→ **The data**:
-- Opening Marker --

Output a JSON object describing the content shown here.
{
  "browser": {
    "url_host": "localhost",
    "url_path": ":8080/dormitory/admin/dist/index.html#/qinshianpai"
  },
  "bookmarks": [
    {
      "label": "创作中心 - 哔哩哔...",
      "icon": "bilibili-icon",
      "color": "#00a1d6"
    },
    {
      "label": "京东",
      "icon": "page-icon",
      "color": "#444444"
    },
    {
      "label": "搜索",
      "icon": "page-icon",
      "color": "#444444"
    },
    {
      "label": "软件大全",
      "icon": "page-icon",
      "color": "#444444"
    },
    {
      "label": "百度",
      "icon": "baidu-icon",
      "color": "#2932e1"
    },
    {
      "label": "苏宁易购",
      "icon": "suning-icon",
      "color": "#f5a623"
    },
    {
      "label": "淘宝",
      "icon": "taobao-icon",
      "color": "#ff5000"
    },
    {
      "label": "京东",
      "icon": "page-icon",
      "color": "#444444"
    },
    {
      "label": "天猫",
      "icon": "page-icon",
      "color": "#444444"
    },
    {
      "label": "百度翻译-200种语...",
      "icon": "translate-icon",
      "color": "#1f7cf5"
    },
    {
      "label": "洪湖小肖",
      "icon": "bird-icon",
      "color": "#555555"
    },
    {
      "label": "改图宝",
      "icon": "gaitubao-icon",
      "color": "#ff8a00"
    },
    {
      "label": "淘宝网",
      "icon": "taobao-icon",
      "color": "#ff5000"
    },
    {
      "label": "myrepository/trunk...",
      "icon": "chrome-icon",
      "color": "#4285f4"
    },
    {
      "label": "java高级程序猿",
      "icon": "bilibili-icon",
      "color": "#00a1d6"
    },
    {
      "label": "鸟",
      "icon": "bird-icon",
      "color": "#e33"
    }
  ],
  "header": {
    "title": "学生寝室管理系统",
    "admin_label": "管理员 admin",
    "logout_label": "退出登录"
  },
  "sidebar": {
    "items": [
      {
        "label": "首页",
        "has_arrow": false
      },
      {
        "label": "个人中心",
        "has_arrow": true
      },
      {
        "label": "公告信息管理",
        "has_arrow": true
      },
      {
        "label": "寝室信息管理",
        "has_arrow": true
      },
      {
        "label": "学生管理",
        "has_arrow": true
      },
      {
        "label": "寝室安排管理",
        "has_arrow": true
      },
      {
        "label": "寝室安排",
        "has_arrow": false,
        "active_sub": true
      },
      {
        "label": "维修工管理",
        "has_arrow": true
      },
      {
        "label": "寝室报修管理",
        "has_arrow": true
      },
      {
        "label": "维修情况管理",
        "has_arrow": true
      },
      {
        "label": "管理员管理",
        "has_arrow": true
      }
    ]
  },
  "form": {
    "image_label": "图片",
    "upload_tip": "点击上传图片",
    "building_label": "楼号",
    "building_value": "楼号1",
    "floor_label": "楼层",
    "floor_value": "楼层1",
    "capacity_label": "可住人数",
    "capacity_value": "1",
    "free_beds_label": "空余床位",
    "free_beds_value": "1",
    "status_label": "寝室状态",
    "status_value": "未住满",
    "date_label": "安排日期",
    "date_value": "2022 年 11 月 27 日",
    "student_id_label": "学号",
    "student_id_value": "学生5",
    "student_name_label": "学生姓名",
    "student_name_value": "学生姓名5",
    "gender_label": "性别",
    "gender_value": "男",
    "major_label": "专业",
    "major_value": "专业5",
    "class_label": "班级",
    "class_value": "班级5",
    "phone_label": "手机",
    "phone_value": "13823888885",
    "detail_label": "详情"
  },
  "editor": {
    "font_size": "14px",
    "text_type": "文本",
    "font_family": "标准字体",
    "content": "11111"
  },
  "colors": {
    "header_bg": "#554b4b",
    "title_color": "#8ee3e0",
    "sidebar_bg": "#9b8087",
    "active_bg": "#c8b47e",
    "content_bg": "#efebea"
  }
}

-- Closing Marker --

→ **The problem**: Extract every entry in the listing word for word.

→ **Written response**:
Output a JSON object describing the content shown here.
{
  "browser": {
    "url_host": "localhost",
    "url_path": ":8080/dormitory/admin/dist/index.html#/qinshianpai"
  },
  "bookmarks": [
    {
      "label": "创作中心 - 哔哩哔...",
      "icon": "bilibili-icon",
      "color": "#00a1d6"
    },
    {
      "label": "京东",
      "icon": "page-icon",
      "color": "#444444"
    },
    {
      "label": "搜索",
      "icon": "page-icon",
      "color": "#444444"
    },
    {
      "label": "软件大全",
      "icon": "page-icon",
      "color": "#444444"
    },
    {
      "label": "百度",
      "icon": "baidu-icon",
      "color": "#2932e1"
    },
    {
      "label": "苏宁易购",
      "icon": "suning-icon",
      "color": "#f5a623"
    },
    {
      "label": "淘宝",
      "icon": "taobao-icon",
      "color": "#ff5000"
    },
    {
      "label": "京东",
      "icon": "page-icon",
      "color": "#444444"
    },
    {
      "label": "天猫",
      "icon": "page-icon",
      "color": "#444444"
    },
    {
      "label": "百度翻译-200种语...",
      "icon": "translate-icon",
      "color": "#1f7cf5"
    },
    {
      "label": "洪湖小肖",
      "icon": "bird-icon",
      "color": "#555555"
    },
    {
      "label": "改图宝",
      "icon": "gaitubao-icon",
      "color": "#ff8a00"
    },
    {
      "label": "淘宝网",
      "icon": "taobao-icon",
      "color": "#ff5000"
    },
    {
      "label": "myrepository/trunk...",
      "icon": "chrome-icon",
      "color": "#4285f4"
    },
    {
      "label": "java高级程序猿",
      "icon": "bilibili-icon",
      "color": "#00a1d6"
    },
    {
      "label": "鸟",
      "icon": "bird-icon",
      "color": "#e33"
    }
  ],
  "header": {
    "title": "学生寝室管理系统",
    "admin_label": "管理员 admin",
    "logout_label": "退出登录"
  },
  "sidebar": {
    "items": [
      {
        "label": "首页",
        "has_arrow": false
      },
      {
        "label": "个人中心",
        "has_arrow": true
      },
      {
        "label": "公告信息管理",
        "has_arrow": true
      },
      {
        "label": "寝室信息管理",
        "has_arrow": true
      },
      {
        "label": "学生管理",
        "has_arrow": true
      },
      {
        "label": "寝室安排管理",
        "has_arrow": true
      },
      {
        "label": "寝室安排",
        "has_arrow": false,
        "active_sub": true
      },
      {
        "label": "维修工管理",
        "has_arrow": true
      },
      {
        "label": "寝室报修管理",
        "has_arrow": true
      },
      {
        "label": "维修情况管理",
        "has_arrow": true
      },
      {
        "label": "管理员管理",
        "has_arrow": true
      }
    ]
  },
  "form": {
    "image_label": "图片",
    "upload_tip": "点击上传图片",
    "building_label": "楼号",
    "building_value": "楼号1",
    "floor_label": "楼层",
    "floor_value": "楼层1",
    "capacity_label": "可住人数",
    "capacity_value": "1",
    "free_beds_label": "空余床位",
    "free_beds_value": "1",
    "status_label": "寝室状态",
    "status_value": "未住满",
    "date_label": "安排日期",
    "date_value": "2022 年 11 月 27 日",
    "student_id_label": "学号",
    "student_id_value": "学生5",
    "student_name_label": "学生姓名",
    "student_name_value": "学生姓名5",
    "gender_label": "性别",
    "gender_value": "男",
    "major_label": "专业",
    "major_value": "专业5",
    "class_label": "班级",
    "class_value": "班级5",
    "phone_label": "手机",
    "phone_value": "13823888885",
    "detail_label": "详情"
  },
  "editor": {
    "font_size": "14px",
    "text_type": "文本",
    "font_family": "标准字体",
    "content": "11111"
  },
  "colors": {
    "header_bg": "#554b4b",
    "title_color": "#8ee3e0",
    "sidebar_bg": "#9b8087",
    "active_bg": "#c8b47e",
    "content_bg": "#efebea"
  }
}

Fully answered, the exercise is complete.